In 1964, Dyess became a regular municipality and has held reunions since 1981. 300 people come from across the country. J.R. Cash moved to Dyess with his family and remembers singing his first song in the back of the flatbed truck the government sent to move them. Legendary country singer Johnny Cash hasn’t been to a reunion, but every year he’s invited, and every year, there’s a communal hope he might just walk in.

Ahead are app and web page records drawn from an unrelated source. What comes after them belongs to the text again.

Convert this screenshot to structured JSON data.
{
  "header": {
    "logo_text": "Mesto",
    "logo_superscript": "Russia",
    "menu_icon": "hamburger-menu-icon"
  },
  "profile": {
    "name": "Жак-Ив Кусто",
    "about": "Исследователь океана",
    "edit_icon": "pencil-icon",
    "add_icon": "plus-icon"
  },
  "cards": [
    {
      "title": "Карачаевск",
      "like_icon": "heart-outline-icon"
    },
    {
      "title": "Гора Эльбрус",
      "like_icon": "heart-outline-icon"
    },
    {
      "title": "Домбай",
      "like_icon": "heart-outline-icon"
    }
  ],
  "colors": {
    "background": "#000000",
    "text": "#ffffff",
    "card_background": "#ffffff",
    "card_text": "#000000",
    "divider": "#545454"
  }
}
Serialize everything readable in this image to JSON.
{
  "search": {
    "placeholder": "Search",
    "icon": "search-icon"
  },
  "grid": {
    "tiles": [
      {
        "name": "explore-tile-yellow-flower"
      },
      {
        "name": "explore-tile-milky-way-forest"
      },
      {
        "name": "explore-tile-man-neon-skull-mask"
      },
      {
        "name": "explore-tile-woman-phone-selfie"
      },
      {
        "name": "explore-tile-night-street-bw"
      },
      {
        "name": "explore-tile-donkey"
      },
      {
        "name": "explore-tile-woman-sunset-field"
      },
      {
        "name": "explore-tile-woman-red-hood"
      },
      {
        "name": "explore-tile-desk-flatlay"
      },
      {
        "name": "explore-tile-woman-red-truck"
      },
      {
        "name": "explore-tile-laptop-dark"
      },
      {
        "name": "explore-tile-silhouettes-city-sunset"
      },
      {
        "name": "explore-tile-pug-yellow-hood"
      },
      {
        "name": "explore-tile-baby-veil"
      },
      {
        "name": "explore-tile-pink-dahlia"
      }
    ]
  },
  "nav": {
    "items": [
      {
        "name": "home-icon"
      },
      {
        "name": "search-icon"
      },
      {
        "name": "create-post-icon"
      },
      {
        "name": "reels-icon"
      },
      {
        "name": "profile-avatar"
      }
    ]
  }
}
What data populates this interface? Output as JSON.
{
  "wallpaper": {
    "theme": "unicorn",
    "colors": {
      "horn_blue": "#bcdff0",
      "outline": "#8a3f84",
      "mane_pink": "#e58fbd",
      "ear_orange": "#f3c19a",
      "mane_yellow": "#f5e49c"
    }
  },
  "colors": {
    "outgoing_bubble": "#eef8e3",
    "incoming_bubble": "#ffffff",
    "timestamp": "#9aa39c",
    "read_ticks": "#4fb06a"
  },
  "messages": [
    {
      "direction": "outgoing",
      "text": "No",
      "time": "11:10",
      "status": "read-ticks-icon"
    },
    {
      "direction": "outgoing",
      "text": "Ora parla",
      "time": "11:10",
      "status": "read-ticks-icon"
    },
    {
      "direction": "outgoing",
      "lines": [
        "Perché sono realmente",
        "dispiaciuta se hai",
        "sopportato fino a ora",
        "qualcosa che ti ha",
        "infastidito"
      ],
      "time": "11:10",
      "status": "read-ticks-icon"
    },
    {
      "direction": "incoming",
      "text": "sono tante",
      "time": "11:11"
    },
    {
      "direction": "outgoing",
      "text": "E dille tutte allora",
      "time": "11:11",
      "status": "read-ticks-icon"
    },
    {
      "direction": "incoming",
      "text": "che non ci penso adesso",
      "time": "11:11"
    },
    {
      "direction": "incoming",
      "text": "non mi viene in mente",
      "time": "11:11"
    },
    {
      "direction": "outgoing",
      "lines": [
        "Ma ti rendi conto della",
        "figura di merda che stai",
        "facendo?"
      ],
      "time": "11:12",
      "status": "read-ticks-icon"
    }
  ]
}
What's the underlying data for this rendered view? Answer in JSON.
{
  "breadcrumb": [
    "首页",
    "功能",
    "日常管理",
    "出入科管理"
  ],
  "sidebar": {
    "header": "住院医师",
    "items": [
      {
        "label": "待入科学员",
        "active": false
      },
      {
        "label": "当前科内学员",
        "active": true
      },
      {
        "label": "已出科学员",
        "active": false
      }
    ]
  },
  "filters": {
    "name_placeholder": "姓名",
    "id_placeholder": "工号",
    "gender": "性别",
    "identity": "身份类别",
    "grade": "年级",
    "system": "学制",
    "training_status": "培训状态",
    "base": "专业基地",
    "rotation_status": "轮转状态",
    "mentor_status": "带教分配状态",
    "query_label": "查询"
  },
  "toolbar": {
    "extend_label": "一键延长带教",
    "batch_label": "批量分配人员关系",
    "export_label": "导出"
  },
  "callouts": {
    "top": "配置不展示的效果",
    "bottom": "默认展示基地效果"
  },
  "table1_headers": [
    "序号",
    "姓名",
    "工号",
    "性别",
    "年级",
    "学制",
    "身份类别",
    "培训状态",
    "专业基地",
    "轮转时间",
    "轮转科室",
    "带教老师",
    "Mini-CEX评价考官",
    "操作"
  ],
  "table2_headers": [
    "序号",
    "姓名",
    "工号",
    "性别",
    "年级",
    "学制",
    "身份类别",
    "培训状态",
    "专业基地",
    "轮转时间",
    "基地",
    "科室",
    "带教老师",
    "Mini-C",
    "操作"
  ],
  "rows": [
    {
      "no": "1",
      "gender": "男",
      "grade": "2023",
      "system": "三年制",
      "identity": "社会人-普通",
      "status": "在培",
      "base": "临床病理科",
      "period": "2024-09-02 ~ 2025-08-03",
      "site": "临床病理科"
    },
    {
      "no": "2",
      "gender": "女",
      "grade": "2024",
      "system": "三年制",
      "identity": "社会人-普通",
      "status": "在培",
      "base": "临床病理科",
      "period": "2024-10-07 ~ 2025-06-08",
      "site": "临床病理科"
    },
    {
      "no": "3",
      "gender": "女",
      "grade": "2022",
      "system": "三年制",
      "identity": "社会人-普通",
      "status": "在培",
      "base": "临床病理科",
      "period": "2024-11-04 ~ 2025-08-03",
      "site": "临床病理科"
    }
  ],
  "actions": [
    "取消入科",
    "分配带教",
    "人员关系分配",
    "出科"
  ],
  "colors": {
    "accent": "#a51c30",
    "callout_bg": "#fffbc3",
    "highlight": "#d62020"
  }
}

Like the pioneer days, Dyess, Arkansas, was carved from 16,000 acres of snake-infested swamp in northeast Arkansas in 1934, a New Deal dream town for about 500 farming families ruined by the Depression. It was a second chance. Dyess was one of 102 towns President Franklin Roosevelt created for people left destitute by the Depression. 500 families, chosen from thousands of applicants for color (white), poverty level (the bottom) and physical ability to clear land and farm.